= TASK GOAL =
Reproduce each of the entries that follow, exactly.

= RECORDS PROVIDED =
Segment Open
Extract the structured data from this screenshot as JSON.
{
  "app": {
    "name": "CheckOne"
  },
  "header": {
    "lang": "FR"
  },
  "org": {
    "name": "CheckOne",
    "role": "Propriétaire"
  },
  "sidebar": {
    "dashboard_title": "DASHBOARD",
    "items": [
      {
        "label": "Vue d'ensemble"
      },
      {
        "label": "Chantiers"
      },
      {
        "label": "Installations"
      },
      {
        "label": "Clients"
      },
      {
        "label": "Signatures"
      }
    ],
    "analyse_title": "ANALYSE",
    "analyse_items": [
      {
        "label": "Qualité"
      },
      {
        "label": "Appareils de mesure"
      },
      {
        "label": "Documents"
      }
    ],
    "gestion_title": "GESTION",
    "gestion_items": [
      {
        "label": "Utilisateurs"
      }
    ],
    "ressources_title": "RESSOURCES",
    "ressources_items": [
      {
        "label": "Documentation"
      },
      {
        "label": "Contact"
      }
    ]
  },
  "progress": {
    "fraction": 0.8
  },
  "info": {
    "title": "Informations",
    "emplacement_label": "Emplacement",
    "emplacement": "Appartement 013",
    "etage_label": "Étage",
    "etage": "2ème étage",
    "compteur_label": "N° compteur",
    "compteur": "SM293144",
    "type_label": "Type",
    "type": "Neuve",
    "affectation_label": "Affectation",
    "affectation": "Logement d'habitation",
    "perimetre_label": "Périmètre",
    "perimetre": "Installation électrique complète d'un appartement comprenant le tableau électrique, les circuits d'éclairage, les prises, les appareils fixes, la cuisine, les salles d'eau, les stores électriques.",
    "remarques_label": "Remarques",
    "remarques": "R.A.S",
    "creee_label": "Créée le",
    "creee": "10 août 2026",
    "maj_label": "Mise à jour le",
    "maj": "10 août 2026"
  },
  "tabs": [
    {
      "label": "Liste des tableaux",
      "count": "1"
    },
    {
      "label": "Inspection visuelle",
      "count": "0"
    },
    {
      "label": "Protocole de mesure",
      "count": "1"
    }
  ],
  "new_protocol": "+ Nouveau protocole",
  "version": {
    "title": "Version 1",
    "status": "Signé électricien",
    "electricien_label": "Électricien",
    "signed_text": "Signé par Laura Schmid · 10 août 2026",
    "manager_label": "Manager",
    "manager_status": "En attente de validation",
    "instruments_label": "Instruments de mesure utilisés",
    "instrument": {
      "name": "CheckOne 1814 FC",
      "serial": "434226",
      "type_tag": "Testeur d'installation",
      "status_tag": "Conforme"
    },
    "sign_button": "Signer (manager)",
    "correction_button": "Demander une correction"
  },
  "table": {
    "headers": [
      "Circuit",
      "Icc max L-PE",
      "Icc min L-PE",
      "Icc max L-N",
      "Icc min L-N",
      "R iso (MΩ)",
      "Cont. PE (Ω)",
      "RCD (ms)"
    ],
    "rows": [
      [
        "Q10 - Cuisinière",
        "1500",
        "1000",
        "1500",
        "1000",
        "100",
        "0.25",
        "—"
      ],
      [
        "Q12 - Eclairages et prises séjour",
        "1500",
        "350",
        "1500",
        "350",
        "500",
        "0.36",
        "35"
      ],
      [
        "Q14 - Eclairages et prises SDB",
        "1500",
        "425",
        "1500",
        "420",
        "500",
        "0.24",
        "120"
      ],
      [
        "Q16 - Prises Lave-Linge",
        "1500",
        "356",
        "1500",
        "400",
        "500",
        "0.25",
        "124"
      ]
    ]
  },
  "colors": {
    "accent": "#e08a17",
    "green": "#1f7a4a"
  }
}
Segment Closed
= WRITTEN ANSWER =
Extract the structured data from this screenshot as JSON.
{
  "app": {
    "name": "CheckOne"
  },
  "header": {
    "lang": "FR"
  },
  "org": {
    "name": "CheckOne",
    "role": "Propriétaire"
  },
  "sidebar": {
    "dashboard_title": "DASHBOARD",
    "items": [
      {
        "label": "Vue d'ensemble"
      },
      {
        "label": "Chantiers"
      },
      {
        "label": "Installations"
      },
      {
        "label": "Clients"
      },
      {
        "label": "Signatures"
      }
    ],
    "analyse_title": "ANALYSE",
    "analyse_items": [
      {
        "label": "Qualité"
      },
      {
        "label": "Appareils de mesure"
      },
      {
        "label": "Documents"
      }
    ],
    "gestion_title": "GESTION",
    "gestion_items": [
      {
        "label": "Utilisateurs"
      }
    ],
    "ressources_title": "RESSOURCES",
    "ressources_items": [
      {
        "label": "Documentation"
      },
      {
        "label": "Contact"
      }
    ]
  },
  "progress": {
    "fraction": 0.8
  },
  "info": {
    "title": "Informations",
    "emplacement_label": "Emplacement",
    "emplacement": "Appartement 013",
    "etage_label": "Étage",
    "etage": "2ème étage",
    "compteur_label": "N° compteur",
    "compteur": "SM293144",
    "type_label": "Type",
    "type": "Neuve",
    "affectation_label": "Affectation",
    "affectation": "Logement d'habitation",
    "perimetre_label": "Périmètre",
    "perimetre": "Installation électrique complète d'un appartement comprenant le tableau électrique, les circuits d'éclairage, les prises, les appareils fixes, la cuisine, les salles d'eau, les stores électriques.",
    "remarques_label": "Remarques",
    "remarques": "R.A.S",
    "creee_label": "Créée le",
    "creee": "10 août 2026",
    "maj_label": "Mise à jour le",
    "maj": "10 août 2026"
  },
  "tabs": [
    {
      "label": "Liste des tableaux",
      "count": "1"
    },
    {
      "label": "Inspection visuelle",
      "count": "0"
    },
    {
      "label": "Protocole de mesure",
      "count": "1"
    }
  ],
  "new_protocol": "+ Nouveau protocole",
  "version": {
    "title": "Version 1",
    "status": "Signé électricien",
    "electricien_label": "Électricien",
    "signed_text": "Signé par Laura Schmid · 10 août 2026",
    "manager_label": "Manager",
    "manager_status": "En attente de validation",
    "instruments_label": "Instruments de mesure utilisés",
    "instrument": {
      "name": "CheckOne 1814 FC",
      "serial": "434226",
      "type_tag": "Testeur d'installation",
      "status_tag": "Conforme"
    },
    "sign_button": "Signer (manager)",
    "correction_button": "Demander une correction"
  },
  "table": {
    "headers": [
      "Circuit",
      "Icc max L-PE",
      "Icc min L-PE",
      "Icc max L-N",
      "Icc min L-N",
      "R iso (MΩ)",
      "Cont. PE (Ω)",
      "RCD (ms)"
    ],
    "rows": [
      [
        "Q10 - Cuisinière",
        "1500",
        "1000",
        "1500",
        "1000",
        "100",
        "0.25",
        "—"
      ],
      [
        "Q12 - Eclairages et prises séjour",
        "1500",
        "350",
        "1500",
        "350",
        "500",
        "0.36",
        "35"
      ],
      [
        "Q14 - Eclairages et prises SDB",
        "1500",
        "425",
        "1500",
        "420",
        "500",
        "0.24",
        "120"
      ],
      [
        "Q16 - Prises Lave-Linge",
        "1500",
        "356",
        "1500",
        "400",
        "500",
        "0.25",
        "124"
      ]
    ]
  },
  "colors": {
    "accent": "#e08a17",
    "green": "#1f7a4a"
  }
}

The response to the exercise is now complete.